TASK TO COMPLETE :: Each entry must be given again exactly; images do not belong in the copy.

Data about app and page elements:
=== Section Start ===

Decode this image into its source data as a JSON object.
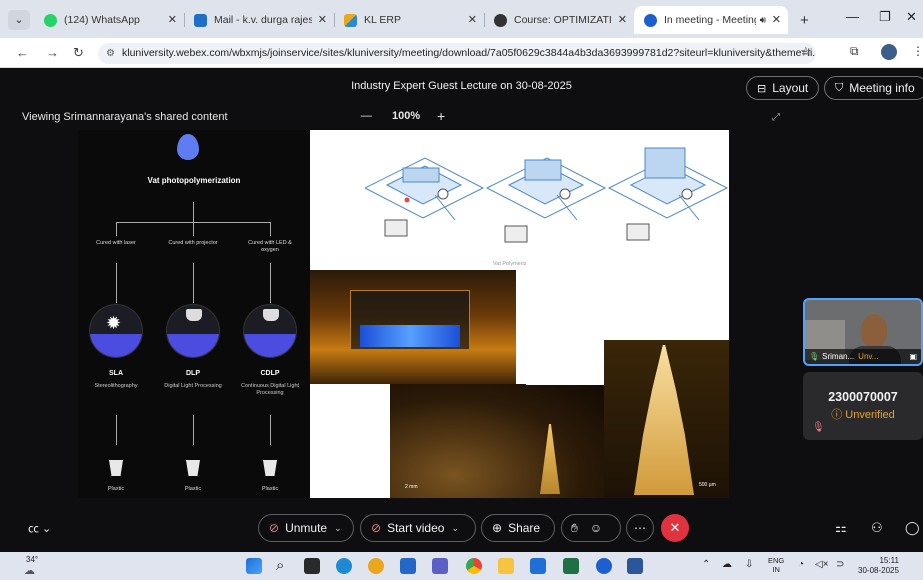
{
  "browser": {
    "tabs": [
      {
        "title": "(124) WhatsApp",
        "color": "#25d366"
      },
      {
        "title": "Mail - k.v. durga rajesh -",
        "color": "#1f6fc4"
      },
      {
        "title": "KL ERP",
        "color": "#e8a71c"
      },
      {
        "title": "Course: OPTIMIZATION",
        "color": "#333333"
      },
      {
        "title": "In meeting - Meeting",
        "color": "#1d5fd1",
        "active": true
      }
    ],
    "url": "kluniversity.webex.com/wbxmjs/joinservice/sites/kluniversity/meeting/download/7a05f0629c3844a4b3da3693999781d2?siteurl=kluniversity&theme=li..."
  },
  "meeting": {
    "title": "Industry Expert Guest Lecture on 30-08-2025",
    "layout_label": "Layout",
    "info_label": "Meeting info",
    "sharing_text": "Viewing Srimannarayana's shared content",
    "zoom": "100%"
  },
  "slide": {
    "title": "Vat photopolymerization",
    "branches": [
      {
        "label": "Cured with laser",
        "name": "SLA",
        "desc": "Stereolithography",
        "material": "Plastic"
      },
      {
        "label": "Cured with projector",
        "name": "DLP",
        "desc": "Digital Light Processing",
        "material": "Plastic"
      },
      {
        "label": "Cured with LED & oxygen",
        "name": "CDLP",
        "desc": "Continuous Digital Light Processing",
        "material": "Plastic"
      }
    ],
    "diagram_caption": "Vat Polymerization using a laser",
    "scale1": "2 mm",
    "scale2": "500 µm"
  },
  "participants": {
    "video_name": "Sriman...",
    "video_status": "Unv...",
    "id_number": "2300070007",
    "id_status": "Unverified"
  },
  "controls": {
    "unmute": "Unmute",
    "start_video": "Start video",
    "share": "Share"
  },
  "taskbar": {
    "temp": "34°",
    "lang_top": "ENG",
    "lang_bottom": "IN",
    "time": "15:11",
    "date": "30-08-2025"
  }
}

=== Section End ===

WRITTEN SOLUTION ::
Decode this image into its source data as a JSON object.
{
  "browser": {
    "tabs": [
      {
        "title": "(124) WhatsApp",
        "color": "#25d366"
      },
      {
        "title": "Mail - k.v. durga rajesh -",
        "color": "#1f6fc4"
      },
      {
        "title": "KL ERP",
        "color": "#e8a71c"
      },
      {
        "title": "Course: OPTIMIZATION",
        "color": "#333333"
      },
      {
        "title": "In meeting - Meeting",
        "color": "#1d5fd1",
        "active": true
      }
    ],
    "url": "kluniversity.webex.com/wbxmjs/joinservice/sites/kluniversity/meeting/download/7a05f0629c3844a4b3da3693999781d2?siteurl=kluniversity&theme=li..."
  },
  "meeting": {
    "title": "Industry Expert Guest Lecture on 30-08-2025",
    "layout_label": "Layout",
    "info_label": "Meeting info",
    "sharing_text": "Viewing Srimannarayana's shared content",
    "zoom": "100%"
  },
  "slide": {
    "title": "Vat photopolymerization",
    "branches": [
      {
        "label": "Cured with laser",
        "name": "SLA",
        "desc": "Stereolithography",
        "material": "Plastic"
      },
      {
        "label": "Cured with projector",
        "name": "DLP",
        "desc": "Digital Light Processing",
        "material": "Plastic"
      },
      {
        "label": "Cured with LED & oxygen",
        "name": "CDLP",
        "desc": "Continuous Digital Light Processing",
        "material": "Plastic"
      }
    ],
    "diagram_caption": "Vat Polymerization using a laser",
    "scale1": "2 mm",
    "scale2": "500 µm"
  },
  "participants": {
    "video_name": "Sriman...",
    "video_status": "Unv...",
    "id_number": "2300070007",
    "id_status": "Unverified"
  },
  "controls": {
    "unmute": "Unmute",
    "start_video": "Start video",
    "share": "Share"
  },
  "taskbar": {
    "temp": "34°",
    "lang_top": "ENG",
    "lang_bottom": "IN",
    "time": "15:11",
    "date": "30-08-2025"
  }
}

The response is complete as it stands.